The human foot is a finely tuned set of joints designed to effectively carry the forces of the body towards the ground during walking or running. Your foot can be adversely affected if its geometry and shape forces it to compensate while you perform activities.
A common example is when the arch of the foot it is too low (flatfoot). In this case the muscles in the lower leg and foot will have to work more leading to an energy inefficient gait. Subsequently this can lead to pain in the foot and the knee area. In the example of running athletes this can lead to bad performance. In some cases the lumbar spine can also be affected leading to low back pain. Many people with low back pain claim that when wearing orthotic insoles, their low back pain gets better.
For many years the use of insoles that are tailor made for each patient helps them walk and run better, reducing pain and discomfort at the foot and the rest of the lower limb. At Physiomotive we apply a novel assessment of the foot and the forces that travel through it during your activities and we accurately design special orthotics for your feet.

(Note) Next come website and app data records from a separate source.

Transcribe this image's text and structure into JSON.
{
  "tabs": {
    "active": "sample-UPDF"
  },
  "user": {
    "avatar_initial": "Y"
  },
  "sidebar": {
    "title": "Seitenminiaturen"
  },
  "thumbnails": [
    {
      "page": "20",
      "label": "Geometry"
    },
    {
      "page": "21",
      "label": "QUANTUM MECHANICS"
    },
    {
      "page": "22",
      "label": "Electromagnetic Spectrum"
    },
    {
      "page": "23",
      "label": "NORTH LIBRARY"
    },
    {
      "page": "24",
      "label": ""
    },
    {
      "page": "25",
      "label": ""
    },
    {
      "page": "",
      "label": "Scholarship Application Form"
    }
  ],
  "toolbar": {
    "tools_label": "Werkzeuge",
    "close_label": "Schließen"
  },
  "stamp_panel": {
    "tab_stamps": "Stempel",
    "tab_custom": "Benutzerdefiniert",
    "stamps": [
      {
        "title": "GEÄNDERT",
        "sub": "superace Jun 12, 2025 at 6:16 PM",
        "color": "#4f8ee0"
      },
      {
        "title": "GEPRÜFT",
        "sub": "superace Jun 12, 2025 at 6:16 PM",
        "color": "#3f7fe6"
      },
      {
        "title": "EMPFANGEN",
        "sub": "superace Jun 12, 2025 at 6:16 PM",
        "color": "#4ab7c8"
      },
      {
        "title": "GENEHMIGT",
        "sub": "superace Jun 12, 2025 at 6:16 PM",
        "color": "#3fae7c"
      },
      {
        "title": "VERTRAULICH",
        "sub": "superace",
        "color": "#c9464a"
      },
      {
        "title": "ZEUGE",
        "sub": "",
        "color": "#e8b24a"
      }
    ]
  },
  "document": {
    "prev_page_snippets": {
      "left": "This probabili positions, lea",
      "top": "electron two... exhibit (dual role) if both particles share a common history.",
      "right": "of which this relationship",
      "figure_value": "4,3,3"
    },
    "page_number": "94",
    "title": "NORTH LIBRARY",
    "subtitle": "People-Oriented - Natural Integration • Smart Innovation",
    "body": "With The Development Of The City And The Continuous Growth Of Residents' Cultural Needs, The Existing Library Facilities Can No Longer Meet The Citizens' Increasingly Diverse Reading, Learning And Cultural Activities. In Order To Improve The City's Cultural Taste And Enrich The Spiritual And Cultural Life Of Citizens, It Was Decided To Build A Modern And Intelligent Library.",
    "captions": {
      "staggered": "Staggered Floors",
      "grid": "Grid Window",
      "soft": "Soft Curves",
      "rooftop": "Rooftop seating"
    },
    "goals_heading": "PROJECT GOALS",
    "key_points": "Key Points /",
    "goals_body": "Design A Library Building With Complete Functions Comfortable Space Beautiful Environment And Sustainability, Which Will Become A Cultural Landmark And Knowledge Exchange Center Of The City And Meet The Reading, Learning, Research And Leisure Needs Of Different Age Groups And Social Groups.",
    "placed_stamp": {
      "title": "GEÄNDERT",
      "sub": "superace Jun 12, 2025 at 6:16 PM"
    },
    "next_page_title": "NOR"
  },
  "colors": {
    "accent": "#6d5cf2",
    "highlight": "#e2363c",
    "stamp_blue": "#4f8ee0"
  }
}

These orthotics are placed in your shoes and immediately relieve you from pain. They are designed in a way to adjust your body as a whole, leading to better quality of movement.
If your work involves standing or walking with uncomfortable shoes, you are going to benefit from our orthotic soles as they are going to make you feel as if you are wearing your sneakers at work. If you are a running athlete you will experience a boost in your performance and less overuse of your lower limbs. Book an appointment to have a thorough assessment by our specialized in biomechanics personnel.
Here are some occasions when you will definitely benefit from wearing our orthotic soles:
- Over-pronation of the foot or flat foot
- Halux Abdactor Valgus (HAV) or Bunions, where your big toe deviates inwards creating a painful angle of the joint
- Plantar fasciitis
- Heel spur
- Shin splints or Tibial periostitis (a common overuse syndrome familiar to athletes who experience pain parallel to the shin)
- Tendonitis or tendinopathy of the Achilles tendon
- Morton’s neuroma
- Leg length discrepancies
- Knee osteoarthritis
- Wearing uncomfortable shoes (e.g. at work)